Publically-funded arts organisations should make a greater effort to be inclusive, the shadow culture secretary Harriet Harman has urged.
She said there had to be "committed, focused intervention" to change audiences in certain arts venues.
Ms Harman was speaking on Monday at the launch of a Labour consultation document on young people and the arts.
The arts, she said, were in danger of becoming "the prerogative of a metropolitan elite".
The Labour deputy leader said arts funding could not be left to the private market or philanthropy.
"But there is a democratic imperative for the arts to show why the hard-pressed tax payer - struggling with the cost of living crisis - should fund the arts," she told an audience of arts leaders at The Roundhouse in London.
"Public funding is only sustainable to the extent that the public who are paying for it support it."
She said that arts venue programmes would often include the names of companies or philanthropists who had given money but the biggest donor - the tax payer - was "virtually invisible".
Ms Harman said: "Just like private donors can't be taken for granted - nor can the public donor. So they've got to see what goes in. But they've also got to see what comes out of it."

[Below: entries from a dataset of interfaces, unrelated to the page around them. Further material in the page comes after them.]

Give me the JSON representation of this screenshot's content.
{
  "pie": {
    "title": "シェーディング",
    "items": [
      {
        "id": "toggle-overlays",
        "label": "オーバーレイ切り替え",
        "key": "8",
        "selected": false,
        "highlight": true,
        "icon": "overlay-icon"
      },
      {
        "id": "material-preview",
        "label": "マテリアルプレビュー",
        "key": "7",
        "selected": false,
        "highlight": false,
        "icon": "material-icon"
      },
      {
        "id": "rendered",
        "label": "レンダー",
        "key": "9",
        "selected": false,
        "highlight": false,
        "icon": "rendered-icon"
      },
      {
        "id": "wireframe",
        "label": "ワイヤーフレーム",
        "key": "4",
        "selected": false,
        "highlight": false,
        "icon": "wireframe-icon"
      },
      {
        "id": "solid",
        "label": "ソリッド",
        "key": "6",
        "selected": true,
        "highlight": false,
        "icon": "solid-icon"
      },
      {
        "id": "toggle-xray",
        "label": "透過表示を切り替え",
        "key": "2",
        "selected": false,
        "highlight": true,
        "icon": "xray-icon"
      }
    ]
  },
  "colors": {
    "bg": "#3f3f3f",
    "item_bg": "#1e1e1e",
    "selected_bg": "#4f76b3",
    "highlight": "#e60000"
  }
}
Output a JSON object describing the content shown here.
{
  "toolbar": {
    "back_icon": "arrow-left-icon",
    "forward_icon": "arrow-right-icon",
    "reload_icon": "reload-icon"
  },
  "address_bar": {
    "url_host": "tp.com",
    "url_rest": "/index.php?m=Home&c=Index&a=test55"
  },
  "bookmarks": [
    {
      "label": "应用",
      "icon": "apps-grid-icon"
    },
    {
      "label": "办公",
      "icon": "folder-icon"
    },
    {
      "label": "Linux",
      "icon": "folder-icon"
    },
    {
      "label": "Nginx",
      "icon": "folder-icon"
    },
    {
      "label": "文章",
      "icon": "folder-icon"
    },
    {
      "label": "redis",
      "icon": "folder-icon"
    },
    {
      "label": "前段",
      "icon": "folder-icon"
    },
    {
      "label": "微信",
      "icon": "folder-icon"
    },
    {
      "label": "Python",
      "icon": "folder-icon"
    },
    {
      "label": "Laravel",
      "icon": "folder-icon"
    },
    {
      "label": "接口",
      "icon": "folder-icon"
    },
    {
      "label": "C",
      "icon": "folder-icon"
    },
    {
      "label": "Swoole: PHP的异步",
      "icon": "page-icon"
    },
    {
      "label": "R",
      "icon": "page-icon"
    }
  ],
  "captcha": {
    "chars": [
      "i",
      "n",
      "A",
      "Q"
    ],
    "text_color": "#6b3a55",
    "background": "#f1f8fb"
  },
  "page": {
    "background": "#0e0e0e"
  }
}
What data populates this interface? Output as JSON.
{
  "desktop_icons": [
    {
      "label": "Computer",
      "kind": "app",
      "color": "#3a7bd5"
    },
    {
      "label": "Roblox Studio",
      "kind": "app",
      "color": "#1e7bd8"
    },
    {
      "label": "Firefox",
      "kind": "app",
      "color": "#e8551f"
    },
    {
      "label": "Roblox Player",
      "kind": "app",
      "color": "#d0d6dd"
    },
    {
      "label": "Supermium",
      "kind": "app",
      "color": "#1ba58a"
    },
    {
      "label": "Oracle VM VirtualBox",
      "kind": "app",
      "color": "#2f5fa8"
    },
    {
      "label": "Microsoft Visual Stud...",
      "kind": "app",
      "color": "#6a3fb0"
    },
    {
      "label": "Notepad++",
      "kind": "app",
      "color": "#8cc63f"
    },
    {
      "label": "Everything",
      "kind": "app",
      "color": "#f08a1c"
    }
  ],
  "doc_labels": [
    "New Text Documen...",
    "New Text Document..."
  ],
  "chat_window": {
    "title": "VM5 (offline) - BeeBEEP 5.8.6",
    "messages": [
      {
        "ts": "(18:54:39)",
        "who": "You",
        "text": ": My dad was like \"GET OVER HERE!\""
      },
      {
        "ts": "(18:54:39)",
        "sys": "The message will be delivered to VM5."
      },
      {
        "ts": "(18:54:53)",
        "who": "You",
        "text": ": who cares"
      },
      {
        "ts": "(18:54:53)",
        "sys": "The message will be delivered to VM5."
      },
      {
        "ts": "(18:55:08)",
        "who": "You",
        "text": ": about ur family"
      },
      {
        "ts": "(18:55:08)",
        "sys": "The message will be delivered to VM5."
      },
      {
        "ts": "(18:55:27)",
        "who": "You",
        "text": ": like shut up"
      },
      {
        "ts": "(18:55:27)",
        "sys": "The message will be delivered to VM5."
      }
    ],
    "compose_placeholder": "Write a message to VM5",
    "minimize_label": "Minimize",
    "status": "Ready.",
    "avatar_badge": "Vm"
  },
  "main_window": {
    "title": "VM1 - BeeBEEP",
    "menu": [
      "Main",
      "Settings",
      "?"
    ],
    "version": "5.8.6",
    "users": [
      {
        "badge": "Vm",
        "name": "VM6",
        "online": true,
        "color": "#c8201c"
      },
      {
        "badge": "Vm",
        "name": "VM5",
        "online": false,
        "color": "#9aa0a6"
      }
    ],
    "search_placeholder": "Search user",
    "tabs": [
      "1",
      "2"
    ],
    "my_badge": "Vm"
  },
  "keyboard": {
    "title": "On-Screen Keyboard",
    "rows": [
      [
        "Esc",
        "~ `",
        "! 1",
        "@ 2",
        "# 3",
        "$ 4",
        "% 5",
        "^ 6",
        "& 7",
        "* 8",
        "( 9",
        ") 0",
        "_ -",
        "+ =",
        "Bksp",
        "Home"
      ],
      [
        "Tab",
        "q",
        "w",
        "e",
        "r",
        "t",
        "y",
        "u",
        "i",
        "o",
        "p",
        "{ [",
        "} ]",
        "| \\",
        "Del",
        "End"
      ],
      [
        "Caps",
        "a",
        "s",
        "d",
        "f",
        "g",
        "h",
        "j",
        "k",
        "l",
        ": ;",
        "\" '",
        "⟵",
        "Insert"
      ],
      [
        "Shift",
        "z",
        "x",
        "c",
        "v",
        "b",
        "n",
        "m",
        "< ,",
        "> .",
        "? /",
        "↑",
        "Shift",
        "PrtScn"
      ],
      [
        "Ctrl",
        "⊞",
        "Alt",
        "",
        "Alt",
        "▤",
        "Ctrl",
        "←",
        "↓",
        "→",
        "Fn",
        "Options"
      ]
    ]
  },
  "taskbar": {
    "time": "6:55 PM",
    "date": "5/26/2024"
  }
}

The public would not support the arts, she added, if there was "even a suspicion that its disproportionately something for the elite".
Ms Harman said: "When I went to the Opera House last week - even from the cheapest seats in the house - I couldn't see in the audience anyone who wasn't like myself: White, metropolitan and middle class.
"For institutions which get public funds, it can't be like that. To change audiences, there has to be committed, focused intervention."
Ms Harman, who is MP for Camberwell and Peckham, said she enjoyed the BBC Proms at the Albert Hall but said she didn't "see people from my own constituency there".
She said that the arts were in danger of becoming "more remote" from young people in disadvantaged communities and in the regions. She claimed that participation in arts activities by primary school children was down by a third under the coalition.
Arts and creative subjects in education should not be seen as a "soft touch", she added. "Nicola Benedetti rightly highlights the discipline, focus and application that music demands. And try telling Deborah Bull or Arlene Phillips that dance is a soft option."
Describing arts provision in schools as "patchy", she said one of the key questions in the consultation was the role Ofsted should play in ensuring high standards in creative learning.
"Should a school be able to be rated as outstanding if it doesn't provide an outstanding cultural education?"
Last week. the new Culture Secretary Sajid Javid urged the arts community to ensure that "culture is for everyone".
In his first major speech to the arts sector since taking up the post in April, he said that "too many Britons are culturally disenfranchised" and "excluded from what should be our shared cultural life".